Goal of the exercise. Sort through the data and copy the lines holding the word "active".

[Extracted records]
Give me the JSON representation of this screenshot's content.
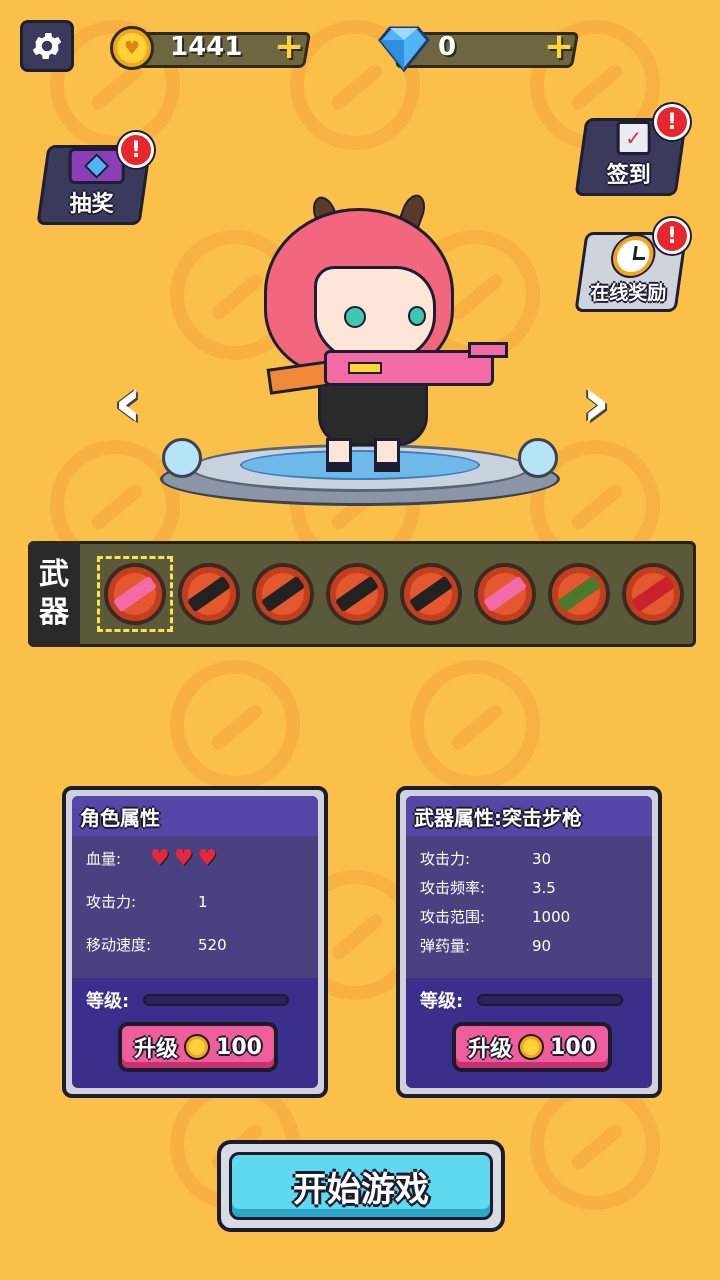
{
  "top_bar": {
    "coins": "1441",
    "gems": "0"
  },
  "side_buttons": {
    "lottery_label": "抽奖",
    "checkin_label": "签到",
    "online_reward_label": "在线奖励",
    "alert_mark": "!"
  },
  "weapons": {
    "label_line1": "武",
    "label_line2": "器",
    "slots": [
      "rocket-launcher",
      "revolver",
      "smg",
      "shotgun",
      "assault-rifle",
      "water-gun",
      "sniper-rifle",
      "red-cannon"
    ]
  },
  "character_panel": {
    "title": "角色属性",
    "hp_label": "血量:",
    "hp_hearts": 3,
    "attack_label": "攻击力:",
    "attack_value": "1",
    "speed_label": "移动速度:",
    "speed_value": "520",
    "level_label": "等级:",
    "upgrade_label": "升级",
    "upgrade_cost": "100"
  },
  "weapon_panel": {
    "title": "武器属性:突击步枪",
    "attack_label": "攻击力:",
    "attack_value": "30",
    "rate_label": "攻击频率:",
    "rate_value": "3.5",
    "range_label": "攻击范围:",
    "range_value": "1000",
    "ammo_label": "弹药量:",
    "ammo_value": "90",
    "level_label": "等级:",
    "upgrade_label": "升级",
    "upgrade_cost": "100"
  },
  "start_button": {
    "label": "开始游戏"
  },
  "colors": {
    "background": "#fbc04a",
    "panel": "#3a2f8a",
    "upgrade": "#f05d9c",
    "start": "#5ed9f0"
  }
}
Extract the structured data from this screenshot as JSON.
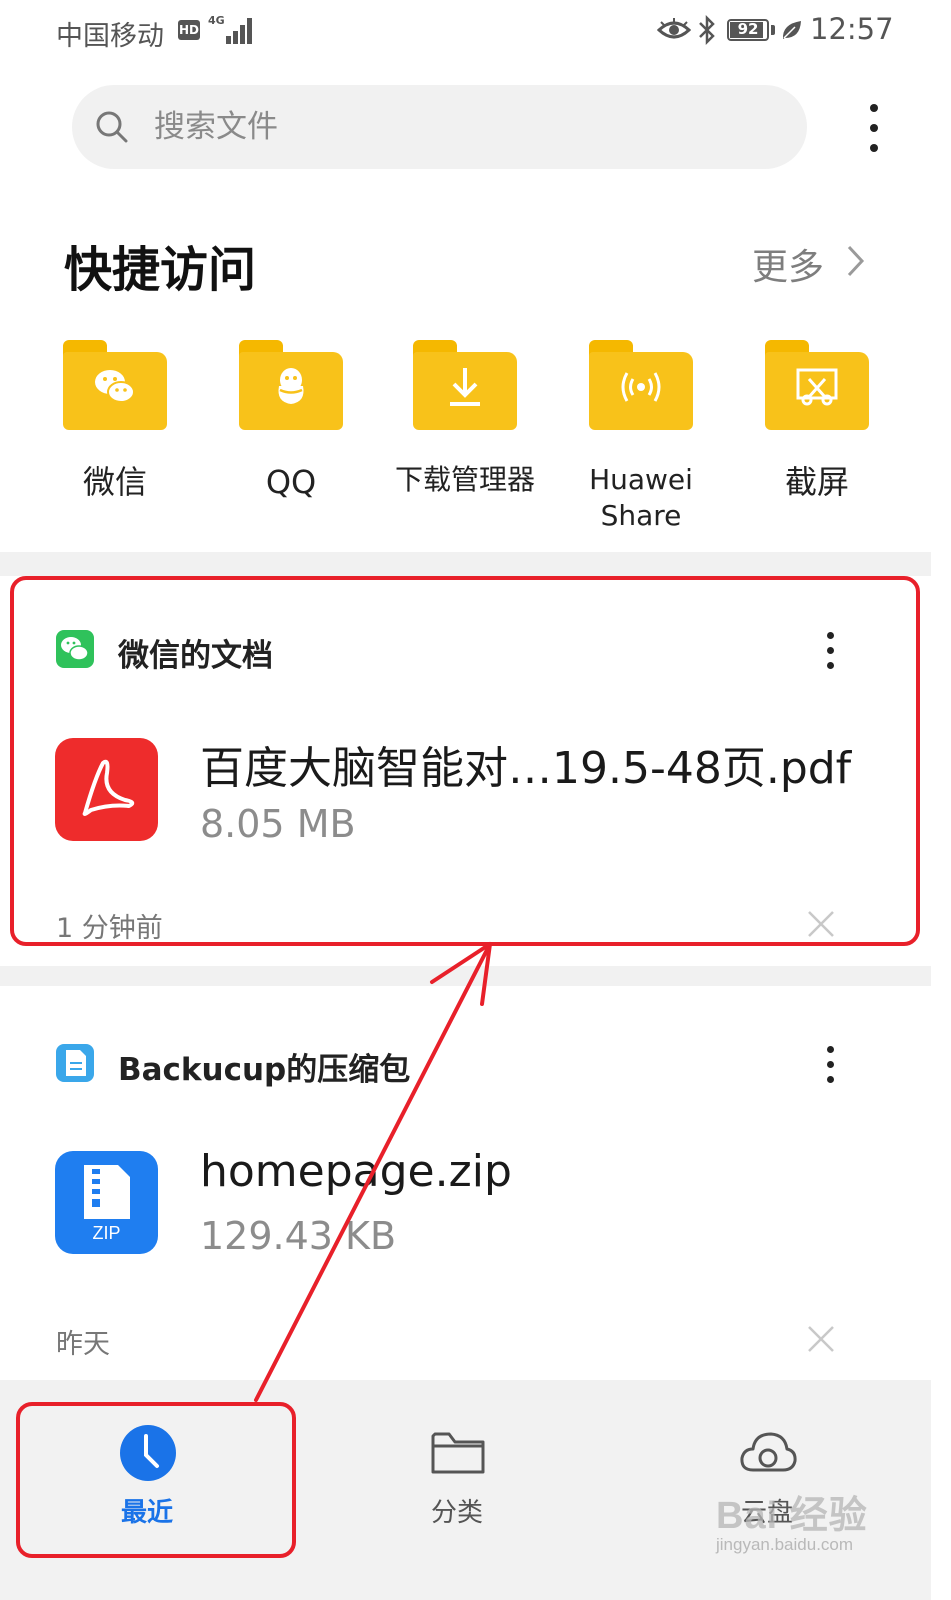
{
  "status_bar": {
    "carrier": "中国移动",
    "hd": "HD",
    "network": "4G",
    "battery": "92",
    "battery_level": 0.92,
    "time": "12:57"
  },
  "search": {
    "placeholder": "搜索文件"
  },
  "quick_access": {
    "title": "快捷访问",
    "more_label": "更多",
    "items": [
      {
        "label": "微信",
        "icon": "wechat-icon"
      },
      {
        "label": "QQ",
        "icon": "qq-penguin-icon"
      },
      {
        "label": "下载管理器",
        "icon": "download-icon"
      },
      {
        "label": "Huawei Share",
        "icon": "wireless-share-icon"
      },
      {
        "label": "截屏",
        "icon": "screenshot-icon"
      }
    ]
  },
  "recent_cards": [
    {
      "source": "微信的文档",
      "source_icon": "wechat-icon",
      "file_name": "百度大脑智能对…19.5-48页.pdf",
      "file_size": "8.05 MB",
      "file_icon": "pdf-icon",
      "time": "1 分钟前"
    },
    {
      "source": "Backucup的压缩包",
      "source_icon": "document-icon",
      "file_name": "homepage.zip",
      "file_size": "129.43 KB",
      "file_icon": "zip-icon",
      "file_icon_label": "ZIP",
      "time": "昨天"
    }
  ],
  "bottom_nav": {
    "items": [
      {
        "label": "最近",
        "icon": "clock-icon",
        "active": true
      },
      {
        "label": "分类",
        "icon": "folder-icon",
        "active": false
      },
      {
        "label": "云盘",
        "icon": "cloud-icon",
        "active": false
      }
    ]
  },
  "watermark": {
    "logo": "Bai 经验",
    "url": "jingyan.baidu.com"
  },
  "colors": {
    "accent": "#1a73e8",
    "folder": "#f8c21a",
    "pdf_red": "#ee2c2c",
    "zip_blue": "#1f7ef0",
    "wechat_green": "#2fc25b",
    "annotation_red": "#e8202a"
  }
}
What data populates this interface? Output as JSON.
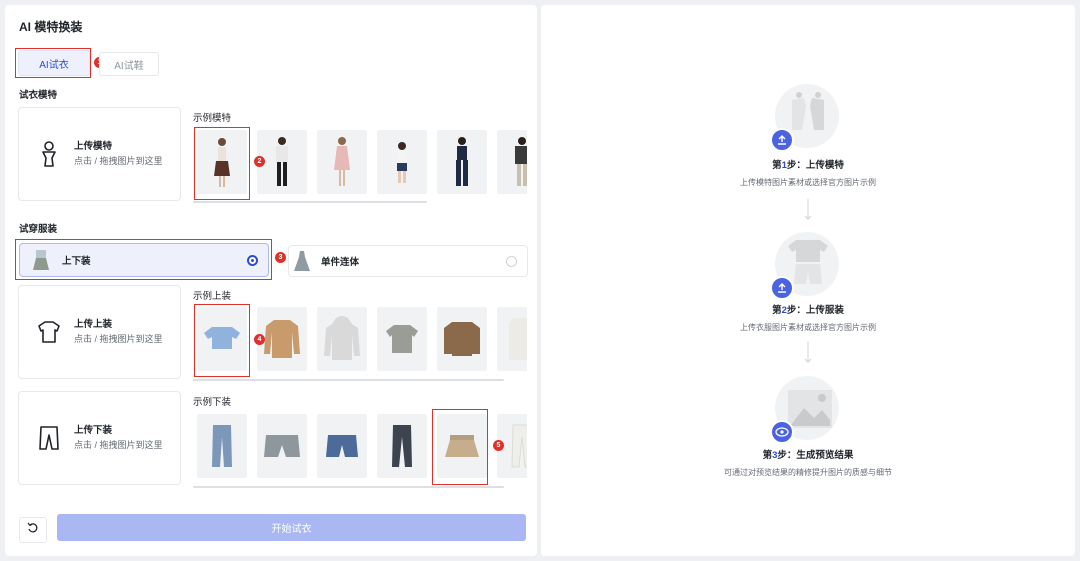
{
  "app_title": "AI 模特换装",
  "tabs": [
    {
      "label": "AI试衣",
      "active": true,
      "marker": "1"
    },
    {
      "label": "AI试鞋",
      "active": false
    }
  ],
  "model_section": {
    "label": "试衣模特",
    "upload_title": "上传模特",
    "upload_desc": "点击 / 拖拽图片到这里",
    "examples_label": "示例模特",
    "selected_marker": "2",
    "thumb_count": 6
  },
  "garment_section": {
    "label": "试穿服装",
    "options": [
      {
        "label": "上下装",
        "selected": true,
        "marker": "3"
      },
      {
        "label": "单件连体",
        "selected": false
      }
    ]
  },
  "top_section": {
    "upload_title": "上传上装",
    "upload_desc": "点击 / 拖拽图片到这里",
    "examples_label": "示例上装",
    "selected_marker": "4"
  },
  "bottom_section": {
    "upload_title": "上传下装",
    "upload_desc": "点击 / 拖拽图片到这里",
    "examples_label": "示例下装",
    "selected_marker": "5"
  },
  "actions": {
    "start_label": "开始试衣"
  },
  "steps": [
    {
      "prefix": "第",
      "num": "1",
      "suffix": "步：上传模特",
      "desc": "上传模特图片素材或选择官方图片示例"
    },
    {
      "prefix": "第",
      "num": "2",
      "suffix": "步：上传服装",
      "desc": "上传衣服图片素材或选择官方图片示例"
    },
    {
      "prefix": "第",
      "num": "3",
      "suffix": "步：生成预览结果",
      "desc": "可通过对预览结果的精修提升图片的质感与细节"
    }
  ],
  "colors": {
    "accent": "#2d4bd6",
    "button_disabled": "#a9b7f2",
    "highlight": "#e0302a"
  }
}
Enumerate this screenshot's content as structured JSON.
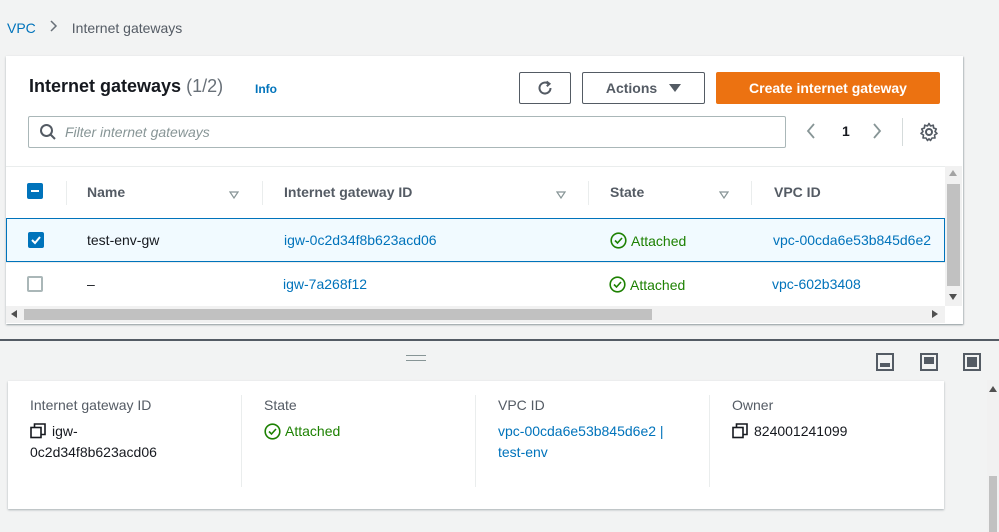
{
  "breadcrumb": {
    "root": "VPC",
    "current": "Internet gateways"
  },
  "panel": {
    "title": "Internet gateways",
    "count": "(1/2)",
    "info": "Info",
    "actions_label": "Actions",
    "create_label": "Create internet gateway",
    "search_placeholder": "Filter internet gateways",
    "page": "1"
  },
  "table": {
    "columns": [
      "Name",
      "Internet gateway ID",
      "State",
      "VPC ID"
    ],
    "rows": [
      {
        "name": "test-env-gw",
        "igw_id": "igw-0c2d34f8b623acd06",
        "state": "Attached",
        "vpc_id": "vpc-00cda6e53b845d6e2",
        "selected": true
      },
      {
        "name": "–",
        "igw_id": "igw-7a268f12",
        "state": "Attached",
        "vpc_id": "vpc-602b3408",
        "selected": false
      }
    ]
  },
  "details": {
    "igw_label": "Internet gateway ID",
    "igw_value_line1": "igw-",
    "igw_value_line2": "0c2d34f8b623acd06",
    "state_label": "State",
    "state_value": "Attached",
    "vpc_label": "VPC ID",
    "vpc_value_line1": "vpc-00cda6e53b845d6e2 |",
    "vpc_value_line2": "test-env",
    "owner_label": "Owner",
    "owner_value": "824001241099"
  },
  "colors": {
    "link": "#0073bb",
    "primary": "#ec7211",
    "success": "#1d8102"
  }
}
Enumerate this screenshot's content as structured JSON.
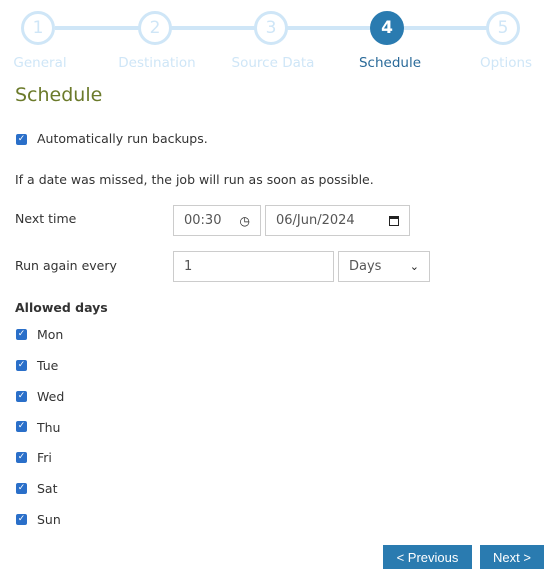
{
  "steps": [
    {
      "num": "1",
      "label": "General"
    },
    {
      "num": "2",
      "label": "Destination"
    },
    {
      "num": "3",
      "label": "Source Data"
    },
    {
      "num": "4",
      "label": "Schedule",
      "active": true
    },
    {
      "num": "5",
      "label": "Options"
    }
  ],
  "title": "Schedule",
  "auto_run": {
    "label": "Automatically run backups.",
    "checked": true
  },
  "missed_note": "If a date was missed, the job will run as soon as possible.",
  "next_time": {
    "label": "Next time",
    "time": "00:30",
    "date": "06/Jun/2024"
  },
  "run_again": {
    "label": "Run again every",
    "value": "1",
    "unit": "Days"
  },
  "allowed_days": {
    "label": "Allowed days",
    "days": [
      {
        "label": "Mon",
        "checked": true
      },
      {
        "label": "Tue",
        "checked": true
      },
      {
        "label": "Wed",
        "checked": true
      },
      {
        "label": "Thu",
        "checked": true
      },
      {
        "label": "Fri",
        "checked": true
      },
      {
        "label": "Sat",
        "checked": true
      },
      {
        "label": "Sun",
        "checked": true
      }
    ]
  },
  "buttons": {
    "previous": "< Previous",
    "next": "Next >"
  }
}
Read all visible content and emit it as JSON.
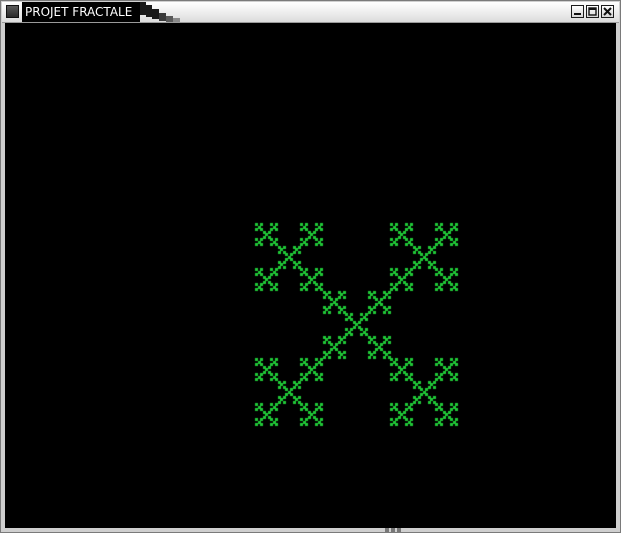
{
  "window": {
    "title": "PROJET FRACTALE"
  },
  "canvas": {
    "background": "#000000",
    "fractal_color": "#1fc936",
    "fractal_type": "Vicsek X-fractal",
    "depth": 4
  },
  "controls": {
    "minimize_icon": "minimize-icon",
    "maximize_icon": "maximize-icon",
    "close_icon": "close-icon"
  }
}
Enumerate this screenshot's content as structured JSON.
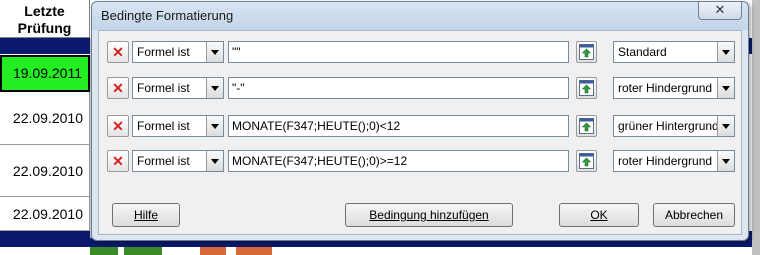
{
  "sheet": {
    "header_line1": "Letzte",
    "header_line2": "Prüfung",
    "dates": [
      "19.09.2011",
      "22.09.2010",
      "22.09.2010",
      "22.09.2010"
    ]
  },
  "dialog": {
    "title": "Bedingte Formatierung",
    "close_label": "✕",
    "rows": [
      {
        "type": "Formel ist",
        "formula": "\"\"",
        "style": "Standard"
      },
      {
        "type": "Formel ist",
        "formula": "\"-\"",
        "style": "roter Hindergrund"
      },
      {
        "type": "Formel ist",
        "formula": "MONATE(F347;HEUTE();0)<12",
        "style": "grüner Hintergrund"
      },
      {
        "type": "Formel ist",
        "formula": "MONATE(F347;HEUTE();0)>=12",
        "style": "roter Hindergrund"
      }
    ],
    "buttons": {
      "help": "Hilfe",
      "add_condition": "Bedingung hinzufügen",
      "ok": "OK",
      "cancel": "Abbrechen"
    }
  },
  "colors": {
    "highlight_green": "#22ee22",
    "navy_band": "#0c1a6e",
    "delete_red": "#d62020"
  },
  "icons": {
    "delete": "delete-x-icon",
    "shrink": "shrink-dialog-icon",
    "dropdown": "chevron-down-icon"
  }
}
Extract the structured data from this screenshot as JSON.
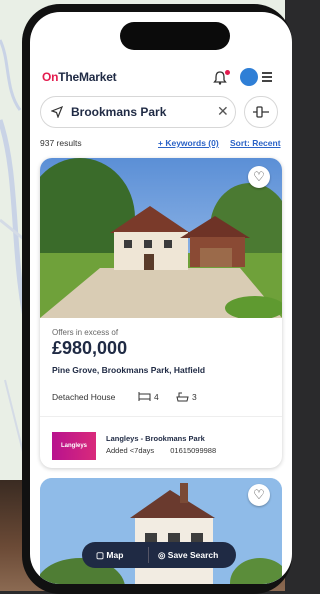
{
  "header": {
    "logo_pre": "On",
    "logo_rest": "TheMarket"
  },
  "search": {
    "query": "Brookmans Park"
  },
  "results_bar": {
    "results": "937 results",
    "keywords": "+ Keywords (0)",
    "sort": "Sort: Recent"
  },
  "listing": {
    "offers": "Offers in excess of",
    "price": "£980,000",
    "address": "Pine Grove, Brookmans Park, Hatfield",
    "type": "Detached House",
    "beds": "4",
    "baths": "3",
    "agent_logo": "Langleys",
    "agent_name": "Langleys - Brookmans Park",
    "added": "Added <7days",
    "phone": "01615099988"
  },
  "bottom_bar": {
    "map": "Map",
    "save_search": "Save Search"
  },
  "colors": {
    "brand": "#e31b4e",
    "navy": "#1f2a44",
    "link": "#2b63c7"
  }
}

Your response.
        "active": true
        "active": false
        "active": false
      "active": true,
      "active": false
      "active": true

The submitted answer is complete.